**INFORMATION PROVIDED**
- - - - - - -
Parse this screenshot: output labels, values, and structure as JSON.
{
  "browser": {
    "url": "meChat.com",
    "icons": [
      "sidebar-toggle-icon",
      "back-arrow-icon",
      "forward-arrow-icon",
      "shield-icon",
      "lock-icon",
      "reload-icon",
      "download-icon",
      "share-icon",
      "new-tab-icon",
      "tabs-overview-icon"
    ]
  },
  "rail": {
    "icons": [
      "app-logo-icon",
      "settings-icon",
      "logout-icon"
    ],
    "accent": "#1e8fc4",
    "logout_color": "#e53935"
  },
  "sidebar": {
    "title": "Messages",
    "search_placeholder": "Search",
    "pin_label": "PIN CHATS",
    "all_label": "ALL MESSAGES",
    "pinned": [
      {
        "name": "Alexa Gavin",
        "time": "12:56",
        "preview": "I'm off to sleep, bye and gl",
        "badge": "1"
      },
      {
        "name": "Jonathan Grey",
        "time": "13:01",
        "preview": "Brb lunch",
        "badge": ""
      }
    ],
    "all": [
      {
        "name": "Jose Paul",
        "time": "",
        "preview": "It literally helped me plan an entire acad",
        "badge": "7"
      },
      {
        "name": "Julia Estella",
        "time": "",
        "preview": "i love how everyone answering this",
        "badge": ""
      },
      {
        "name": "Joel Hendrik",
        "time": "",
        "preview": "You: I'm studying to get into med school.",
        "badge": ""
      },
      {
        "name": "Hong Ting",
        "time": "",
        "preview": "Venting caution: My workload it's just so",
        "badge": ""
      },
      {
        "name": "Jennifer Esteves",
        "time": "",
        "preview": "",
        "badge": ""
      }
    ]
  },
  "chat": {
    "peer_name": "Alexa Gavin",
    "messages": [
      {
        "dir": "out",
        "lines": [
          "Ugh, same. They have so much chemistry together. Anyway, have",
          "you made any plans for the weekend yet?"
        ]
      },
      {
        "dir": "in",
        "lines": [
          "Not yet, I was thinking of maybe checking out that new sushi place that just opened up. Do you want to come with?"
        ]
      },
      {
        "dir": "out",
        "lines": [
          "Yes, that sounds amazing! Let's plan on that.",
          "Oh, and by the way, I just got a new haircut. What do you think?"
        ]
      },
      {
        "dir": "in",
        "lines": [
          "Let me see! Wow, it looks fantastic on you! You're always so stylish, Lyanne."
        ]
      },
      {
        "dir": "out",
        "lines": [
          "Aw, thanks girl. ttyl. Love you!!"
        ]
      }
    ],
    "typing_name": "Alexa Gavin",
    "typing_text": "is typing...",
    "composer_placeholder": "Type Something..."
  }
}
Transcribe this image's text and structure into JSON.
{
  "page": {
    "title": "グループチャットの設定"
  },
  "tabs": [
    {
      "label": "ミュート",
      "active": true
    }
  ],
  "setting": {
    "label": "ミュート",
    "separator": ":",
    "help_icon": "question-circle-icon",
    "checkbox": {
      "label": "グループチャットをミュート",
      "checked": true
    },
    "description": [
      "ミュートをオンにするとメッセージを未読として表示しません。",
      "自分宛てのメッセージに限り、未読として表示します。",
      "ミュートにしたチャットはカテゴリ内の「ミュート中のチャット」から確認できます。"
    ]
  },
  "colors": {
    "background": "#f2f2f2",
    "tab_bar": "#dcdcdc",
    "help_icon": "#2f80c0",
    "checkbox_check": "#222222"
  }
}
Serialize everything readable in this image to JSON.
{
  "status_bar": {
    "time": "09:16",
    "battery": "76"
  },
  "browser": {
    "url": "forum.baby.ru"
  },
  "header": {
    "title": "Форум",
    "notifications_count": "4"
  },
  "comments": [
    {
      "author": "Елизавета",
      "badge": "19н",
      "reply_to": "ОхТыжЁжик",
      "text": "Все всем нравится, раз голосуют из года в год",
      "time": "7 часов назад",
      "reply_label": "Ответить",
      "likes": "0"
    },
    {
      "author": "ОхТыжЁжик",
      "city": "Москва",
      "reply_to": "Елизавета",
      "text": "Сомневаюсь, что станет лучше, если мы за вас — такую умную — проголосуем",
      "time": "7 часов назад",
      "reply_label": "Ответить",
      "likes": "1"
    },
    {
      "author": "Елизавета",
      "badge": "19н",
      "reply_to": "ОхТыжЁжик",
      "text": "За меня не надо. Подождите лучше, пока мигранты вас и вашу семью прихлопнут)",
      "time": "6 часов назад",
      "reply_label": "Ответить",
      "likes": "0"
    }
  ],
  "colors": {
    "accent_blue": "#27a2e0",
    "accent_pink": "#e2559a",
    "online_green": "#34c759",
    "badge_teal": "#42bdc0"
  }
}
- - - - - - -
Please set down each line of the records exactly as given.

**EXERCISE ANSWER**
Parse this screenshot: output labels, values, and structure as JSON.
{
  "browser": {
    "url": "meChat.com",
    "icons": [
      "sidebar-toggle-icon",
      "back-arrow-icon",
      "forward-arrow-icon",
      "shield-icon",
      "lock-icon",
      "reload-icon",
      "download-icon",
      "share-icon",
      "new-tab-icon",
      "tabs-overview-icon"
    ]
  },
  "rail": {
    "icons": [
      "app-logo-icon",
      "settings-icon",
      "logout-icon"
    ],
    "accent": "#1e8fc4",
    "logout_color": "#e53935"
  },
  "sidebar": {
    "title": "Messages",
    "search_placeholder": "Search",
    "pin_label": "PIN CHATS",
    "all_label": "ALL MESSAGES",
    "pinned": [
      {
        "name": "Alexa Gavin",
        "time": "12:56",
        "preview": "I'm off to sleep, bye and gl",
        "badge": "1"
      },
      {
        "name": "Jonathan Grey",
        "time": "13:01",
        "preview": "Brb lunch",
        "badge": ""
      }
    ],
    "all": [
      {
        "name": "Jose Paul",
        "time": "",
        "preview": "It literally helped me plan an entire acad",
        "badge": "7"
      },
      {
        "name": "Julia Estella",
        "time": "",
        "preview": "i love how everyone answering this",
        "badge": ""
      },
      {
        "name": "Joel Hendrik",
        "time": "",
        "preview": "You: I'm studying to get into med school.",
        "badge": ""
      },
      {
        "name": "Hong Ting",
        "time": "",
        "preview": "Venting caution: My workload it's just so",
        "badge": ""
      },
      {
        "name": "Jennifer Esteves",
        "time": "",
        "preview": "",
        "badge": ""
      }
    ]
  },
  "chat": {
    "peer_name": "Alexa Gavin",
    "messages": [
      {
        "dir": "out",
        "lines": [
          "Ugh, same. They have so much chemistry together. Anyway, have",
          "you made any plans for the weekend yet?"
        ]
      },
      {
        "dir": "in",
        "lines": [
          "Not yet, I was thinking of maybe checking out that new sushi place that just opened up. Do you want to come with?"
        ]
      },
      {
        "dir": "out",
        "lines": [
          "Yes, that sounds amazing! Let's plan on that.",
          "Oh, and by the way, I just got a new haircut. What do you think?"
        ]
      },
      {
        "dir": "in",
        "lines": [
          "Let me see! Wow, it looks fantastic on you! You're always so stylish, Lyanne."
        ]
      },
      {
        "dir": "out",
        "lines": [
          "Aw, thanks girl. ttyl. Love you!!"
        ]
      }
    ],
    "typing_name": "Alexa Gavin",
    "typing_text": "is typing...",
    "composer_placeholder": "Type Something..."
  }
}
Transcribe this image's text and structure into JSON.
{
  "page": {
    "title": "グループチャットの設定"
  },
  "tabs": [
    {
      "label": "ミュート",
      "active": true
    }
  ],
  "setting": {
    "label": "ミュート",
    "separator": ":",
    "help_icon": "question-circle-icon",
    "checkbox": {
      "label": "グループチャットをミュート",
      "checked": true
    },
    "description": [
      "ミュートをオンにするとメッセージを未読として表示しません。",
      "自分宛てのメッセージに限り、未読として表示します。",
      "ミュートにしたチャットはカテゴリ内の「ミュート中のチャット」から確認できます。"
    ]
  },
  "colors": {
    "background": "#f2f2f2",
    "tab_bar": "#dcdcdc",
    "help_icon": "#2f80c0",
    "checkbox_check": "#222222"
  }
}
Serialize everything readable in this image to JSON.
{
  "status_bar": {
    "time": "09:16",
    "battery": "76"
  },
  "browser": {
    "url": "forum.baby.ru"
  },
  "header": {
    "title": "Форум",
    "notifications_count": "4"
  },
  "comments": [
    {
      "author": "Елизавета",
      "badge": "19н",
      "reply_to": "ОхТыжЁжик",
      "text": "Все всем нравится, раз голосуют из года в год",
      "time": "7 часов назад",
      "reply_label": "Ответить",
      "likes": "0"
    },
    {
      "author": "ОхТыжЁжик",
      "city": "Москва",
      "reply_to": "Елизавета",
      "text": "Сомневаюсь, что станет лучше, если мы за вас — такую умную — проголосуем",
      "time": "7 часов назад",
      "reply_label": "Ответить",
      "likes": "1"
    },
    {
      "author": "Елизавета",
      "badge": "19н",
      "reply_to": "ОхТыжЁжик",
      "text": "За меня не надо. Подождите лучше, пока мигранты вас и вашу семью прихлопнут)",
      "time": "6 часов назад",
      "reply_label": "Ответить",
      "likes": "0"
    }
  ],
  "colors": {
    "accent_blue": "#27a2e0",
    "accent_pink": "#e2559a",
    "online_green": "#34c759",
    "badge_teal": "#42bdc0"
  }
}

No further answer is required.